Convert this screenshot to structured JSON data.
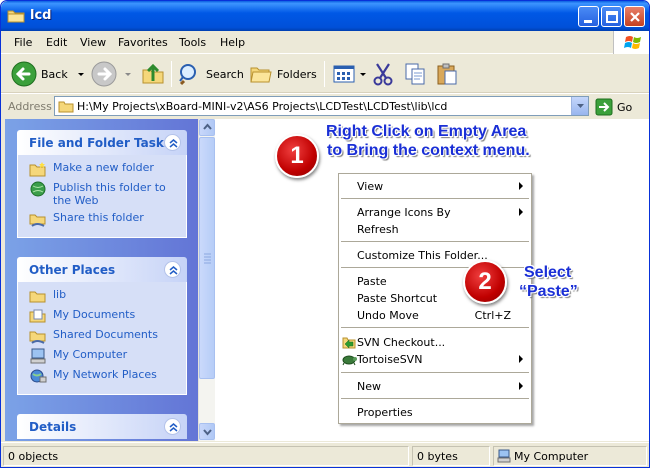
{
  "window": {
    "title": "lcd"
  },
  "menu": [
    "File",
    "Edit",
    "View",
    "Favorites",
    "Tools",
    "Help"
  ],
  "toolbar": {
    "back": "Back",
    "search": "Search",
    "folders": "Folders"
  },
  "address": {
    "label": "Address",
    "path": "H:\\My Projects\\xBoard-MINI-v2\\AS6 Projects\\LCDTest\\LCDTest\\lib\\lcd",
    "go": "Go"
  },
  "tasks": {
    "file_folder": {
      "title": "File and Folder Tasks",
      "items": [
        "Make a new folder",
        "Publish this folder to the Web",
        "Share this folder"
      ]
    },
    "other_places": {
      "title": "Other Places",
      "items": [
        "lib",
        "My Documents",
        "Shared Documents",
        "My Computer",
        "My Network Places"
      ]
    },
    "details": {
      "title": "Details"
    }
  },
  "context_menu": {
    "view": "View",
    "arrange": "Arrange Icons By",
    "refresh": "Refresh",
    "customize": "Customize This Folder...",
    "paste": "Paste",
    "paste_shortcut": "Paste Shortcut",
    "undo_move": "Undo Move",
    "undo_shortcut": "Ctrl+Z",
    "svn_checkout": "SVN Checkout...",
    "tortoise": "TortoiseSVN",
    "new": "New",
    "properties": "Properties"
  },
  "callouts": {
    "step1": {
      "number": "1",
      "line1": "Right Click on Empty Area",
      "line2": "to Bring the context menu."
    },
    "step2": {
      "number": "2",
      "line1": "Select",
      "line2": "“Paste”"
    }
  },
  "status": {
    "objects": "0 objects",
    "size": "0 bytes",
    "location": "My Computer"
  },
  "colors": {
    "titlebar": "#0054E3",
    "task_link": "#215DC6",
    "callout_text": "#1A2FD6",
    "badge": "#C00000"
  }
}
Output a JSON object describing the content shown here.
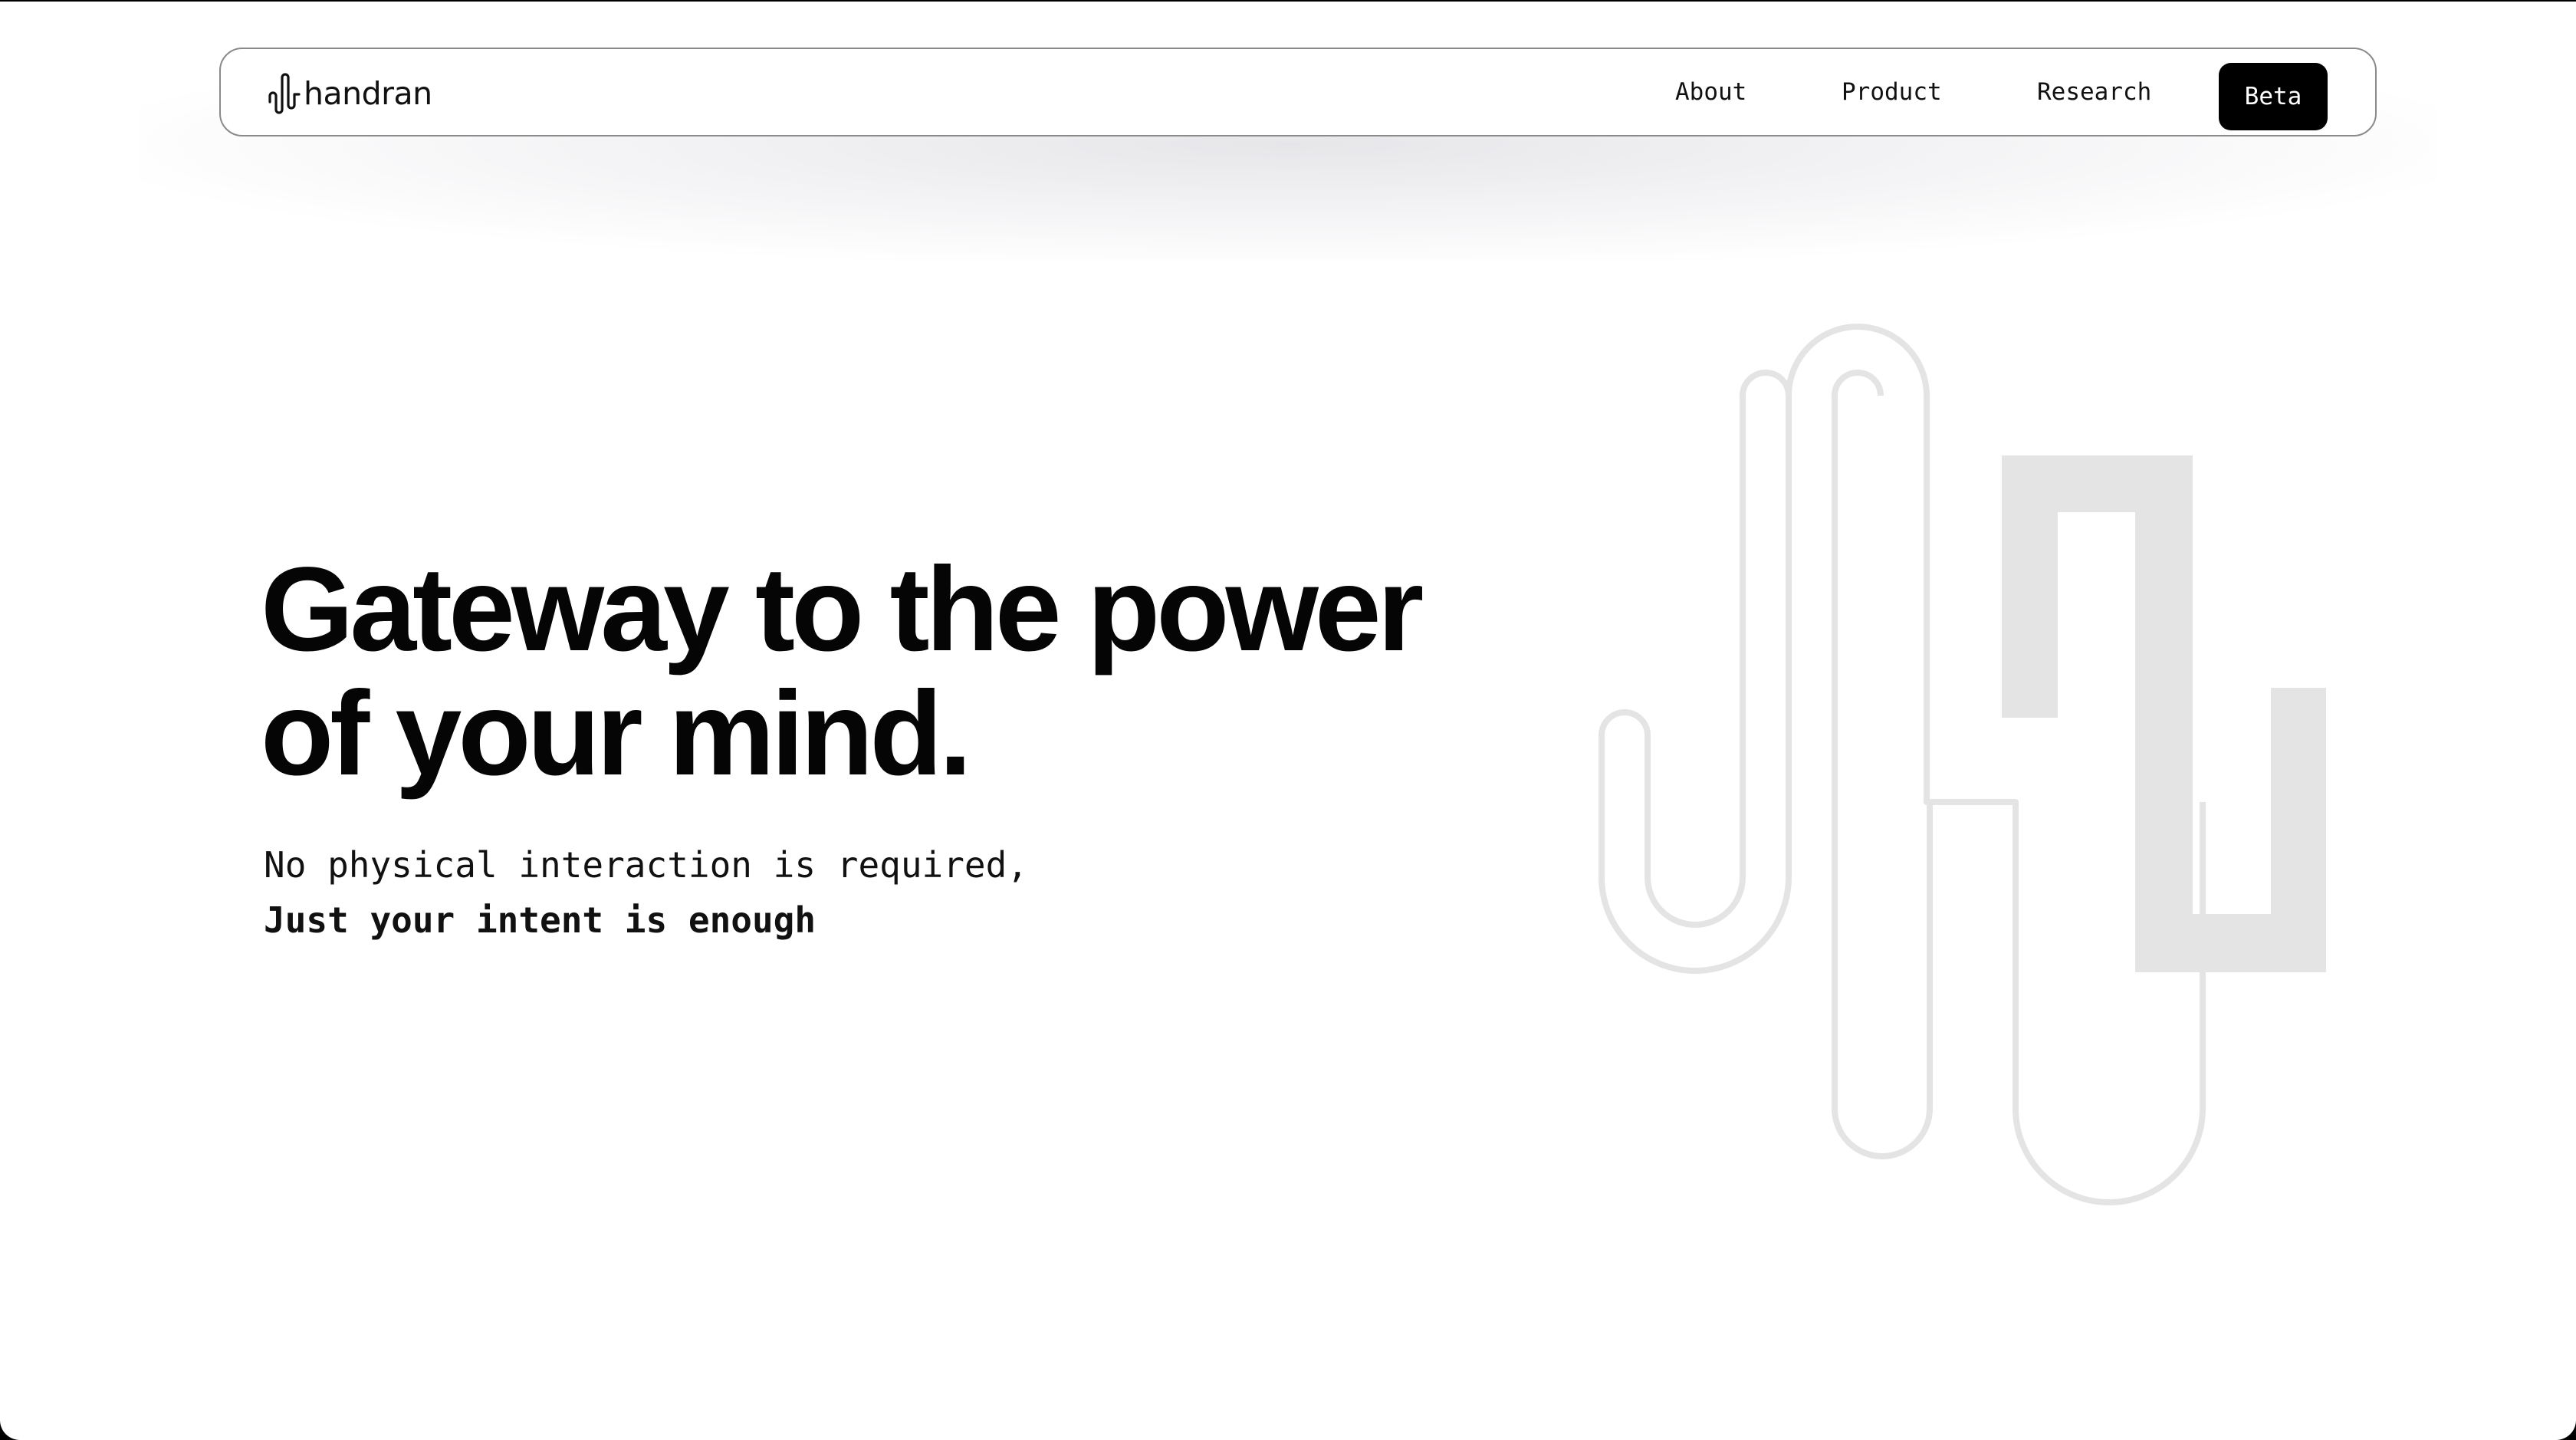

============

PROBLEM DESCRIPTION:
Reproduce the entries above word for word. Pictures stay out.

FINISHED TASK:
Convert this screenshot to structured JSON data.
{
  "window": {
    "title": "lcd"
  },
  "menu": [
    "File",
    "Edit",
    "View",
    "Favorites",
    "Tools",
    "Help"
  ],
  "toolbar": {
    "back": "Back",
    "search": "Search",
    "folders": "Folders"
  },
  "address": {
    "label": "Address",
    "path": "H:\\My Projects\\xBoard-MINI-v2\\AS6 Projects\\LCDTest\\LCDTest\\lib\\lcd",
    "go": "Go"
  },
  "tasks": {
    "file_folder": {
      "title": "File and Folder Tasks",
      "items": [
        "Make a new folder",
        "Publish this folder to the Web",
        "Share this folder"
      ]
    },
    "other_places": {
      "title": "Other Places",
      "items": [
        "lib",
        "My Documents",
        "Shared Documents",
        "My Computer",
        "My Network Places"
      ]
    },
    "details": {
      "title": "Details"
    }
  },
  "context_menu": {
    "view": "View",
    "arrange": "Arrange Icons By",
    "refresh": "Refresh",
    "customize": "Customize This Folder...",
    "paste": "Paste",
    "paste_shortcut": "Paste Shortcut",
    "undo_move": "Undo Move",
    "undo_shortcut": "Ctrl+Z",
    "svn_checkout": "SVN Checkout...",
    "tortoise": "TortoiseSVN",
    "new": "New",
    "properties": "Properties"
  },
  "callouts": {
    "step1": {
      "number": "1",
      "line1": "Right Click on Empty Area",
      "line2": "to Bring the context menu."
    },
    "step2": {
      "number": "2",
      "line1": "Select",
      "line2": "“Paste”"
    }
  },
  "status": {
    "objects": "0 objects",
    "size": "0 bytes",
    "location": "My Computer"
  },
  "colors": {
    "titlebar": "#0054E3",
    "task_link": "#215DC6",
    "callout_text": "#1A2FD6",
    "badge": "#C00000"
  }
}
Output a JSON object describing the content shown here.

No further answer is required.